Interview as Intervention: The Case of Young Adult Multidrug Users in the Club Scene
Department of Justice and Human Services
Journal of Substance Abuse Treatment
This paper reports on changes in substance use and substance dependence symptoms-without intervention-among young adult multidrug users in the club scene, ages 18-29, (N = 444) who participated in a natural history study. Computer-assisted personal interviews at baseline and 6-, 12-, and 18-month follow-ups included well-tested measures of substance use and dependence. Changes in substance dependence symptoms and drug use frequencies were calculated using Cohen's d statistic. Mean age was 22; 40% were female; 58% were Hispanic, 17% White, and 21% Black. At 18-month follow-up assessment, participants reported significantly fewer days of cocaine (d = -.85 at 18 months), ecstasy (d = -.93), benzodiazepine (d = -.82), and prescription opioid (d = -.81) use, as well as reduced substance dependence symptoms (d = -.42). These results, together with data from focus groups with completers, suggest that comprehensive health and social risk assessments may have quite strong intervention effects among young adult multidrug users.
Kurtz, S. P., Surratt, H. L., Buttram, M. E., Levi-Minzi, M. A., & Chen, M. (2013). Interview as Intervention: The Case of Young Adult Multidrug Users in the Club Scene.
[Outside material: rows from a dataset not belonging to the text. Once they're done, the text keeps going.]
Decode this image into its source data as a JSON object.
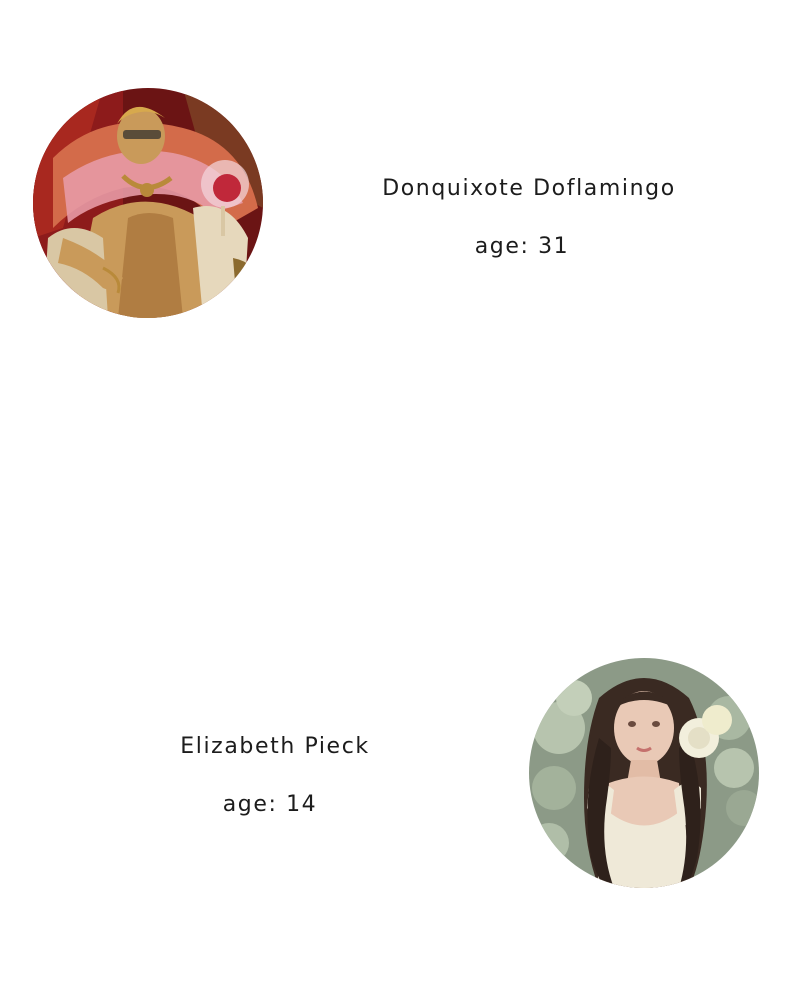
{
  "profiles": [
    {
      "name": "Donquixote Doflamingo",
      "age_text": "age: 31",
      "avatar_icon": "character-portrait-icon",
      "colors": {
        "bg_dark": "#6b1414",
        "bg_mid": "#a8281f",
        "skin": "#c99a5a",
        "gold": "#b98a3a",
        "coat": "#d9c7a4",
        "pink": "#e79aa5"
      }
    },
    {
      "name": "Elizabeth Pieck",
      "age_text": "age: 14",
      "avatar_icon": "character-portrait-icon",
      "colors": {
        "bg": "#8c9a87",
        "roses": "#b7c4ae",
        "hair": "#3a2a22",
        "skin": "#e9c9b6",
        "dress": "#efe9d8",
        "white_rose": "#f2efdc"
      }
    }
  ]
}
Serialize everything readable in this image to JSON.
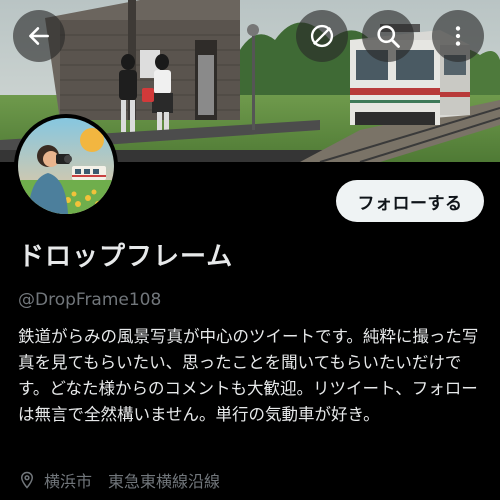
{
  "header": {
    "back_icon": "arrow-left-icon",
    "hide_icon": "eye-slash-circle-icon",
    "search_icon": "search-icon",
    "more_icon": "more-vertical-icon"
  },
  "profile": {
    "display_name": "ドロップフレーム",
    "handle": "@DropFrame108",
    "follow_label": "フォローする",
    "bio": "鉄道がらみの風景写真が中心のツイートです。純粋に撮った写真を見てもらいたい、思ったことを聞いてもらいたいだけです。どなた様からのコメントも大歓迎。リツイート、フォローは無言で全然構いません。単行の気動車が好き。",
    "location": "横浜市　東急東横線沿線",
    "location_icon": "location-pin-icon"
  },
  "colors": {
    "background": "#000000",
    "follow_button_bg": "#eff3f4",
    "follow_button_text": "#0f1419",
    "secondary_text": "#71767b",
    "primary_text": "#e7e9ea"
  }
}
Journal of Substance Abuse Treatment, 44 (3), 301-308. https://doi.org/10.1016/j.jsat.2012.08.004
0000-0003-4027-7840, 0000-0002-5001-7391, 0000-0002-1247-8752